# [Problem statement]
This task calls for copying each line below that contains "everything".

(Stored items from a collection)

===

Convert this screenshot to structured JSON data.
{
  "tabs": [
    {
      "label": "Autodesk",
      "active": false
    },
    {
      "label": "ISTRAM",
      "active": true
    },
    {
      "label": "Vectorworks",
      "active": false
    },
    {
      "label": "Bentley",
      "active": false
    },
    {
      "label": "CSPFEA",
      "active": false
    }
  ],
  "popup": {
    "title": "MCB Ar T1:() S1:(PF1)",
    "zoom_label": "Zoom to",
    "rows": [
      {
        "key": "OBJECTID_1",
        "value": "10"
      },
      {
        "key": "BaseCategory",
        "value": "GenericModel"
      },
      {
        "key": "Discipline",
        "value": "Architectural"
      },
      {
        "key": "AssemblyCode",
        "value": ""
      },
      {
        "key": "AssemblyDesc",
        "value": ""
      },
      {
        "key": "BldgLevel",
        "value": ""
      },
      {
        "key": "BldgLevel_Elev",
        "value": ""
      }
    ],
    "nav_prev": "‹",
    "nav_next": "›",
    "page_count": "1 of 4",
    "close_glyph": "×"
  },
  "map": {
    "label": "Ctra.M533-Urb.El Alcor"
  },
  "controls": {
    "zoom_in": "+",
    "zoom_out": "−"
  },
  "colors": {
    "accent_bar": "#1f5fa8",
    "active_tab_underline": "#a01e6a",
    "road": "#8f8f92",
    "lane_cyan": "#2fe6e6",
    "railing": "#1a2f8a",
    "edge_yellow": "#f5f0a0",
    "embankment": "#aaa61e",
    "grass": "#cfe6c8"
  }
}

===

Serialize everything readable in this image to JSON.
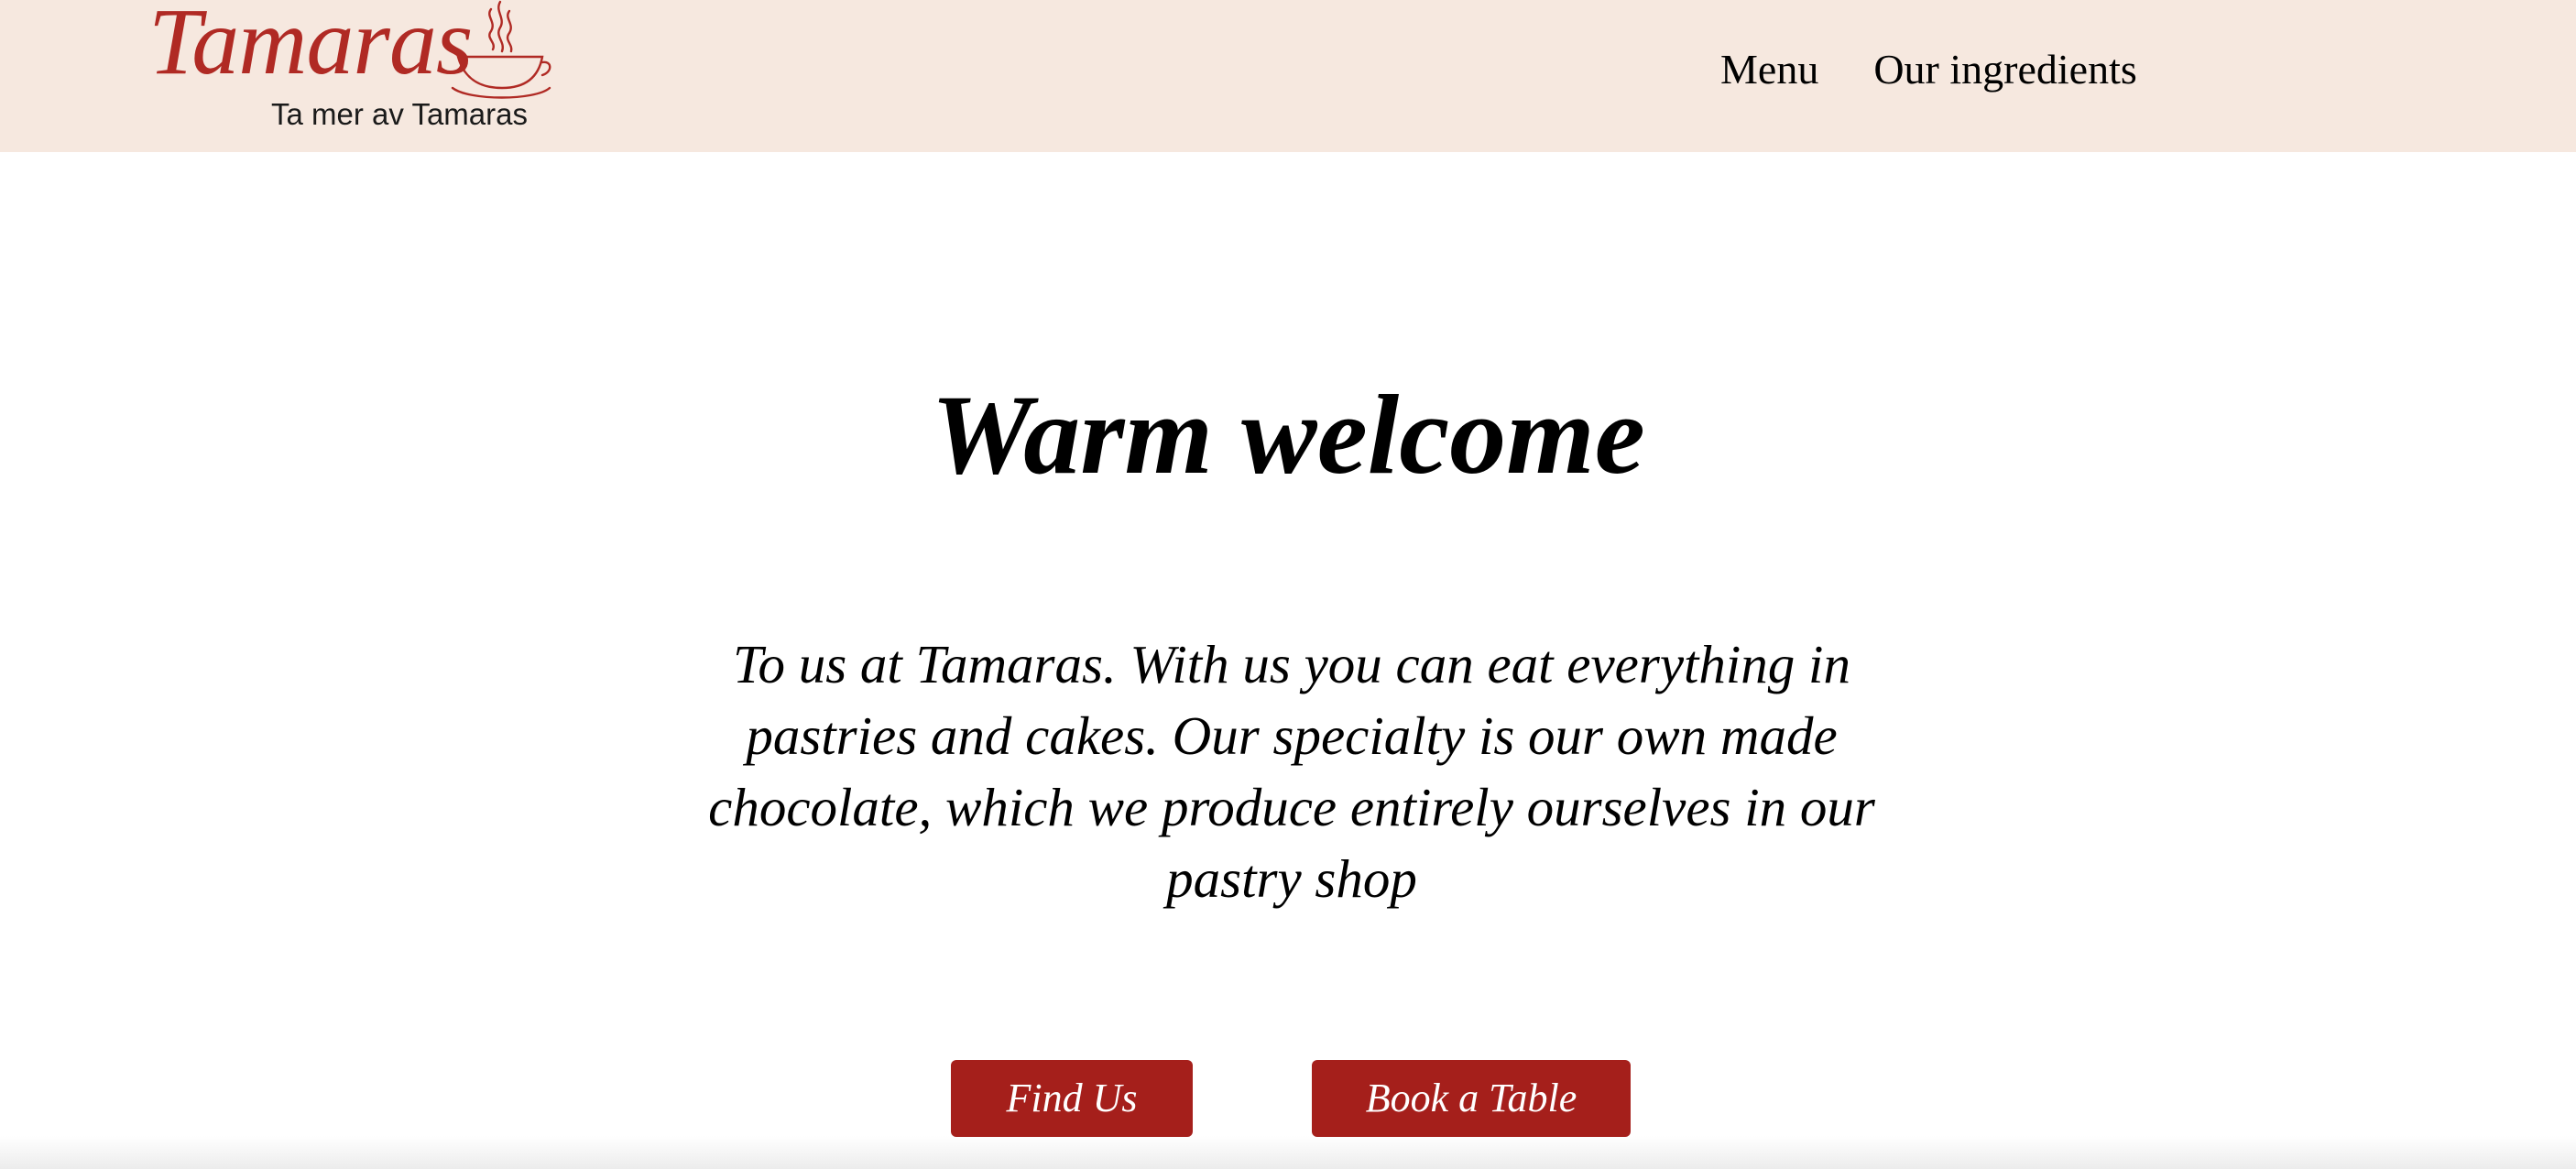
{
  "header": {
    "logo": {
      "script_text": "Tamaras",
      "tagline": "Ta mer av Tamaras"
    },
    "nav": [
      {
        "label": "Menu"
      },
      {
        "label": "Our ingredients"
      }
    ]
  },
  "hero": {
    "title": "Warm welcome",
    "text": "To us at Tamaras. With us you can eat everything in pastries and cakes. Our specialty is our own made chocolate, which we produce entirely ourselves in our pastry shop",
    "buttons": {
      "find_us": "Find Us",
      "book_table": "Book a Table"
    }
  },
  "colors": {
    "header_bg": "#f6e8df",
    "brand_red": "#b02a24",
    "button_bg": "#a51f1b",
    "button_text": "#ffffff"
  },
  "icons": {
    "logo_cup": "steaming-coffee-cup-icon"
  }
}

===

# [Response box]
Serialize everything readable in this image to JSON.
    "text": "To us at Tamaras. With us you can eat everything in pastries and cakes. Our specialty is our own made chocolate, which we produce entirely ourselves in our pastry shop",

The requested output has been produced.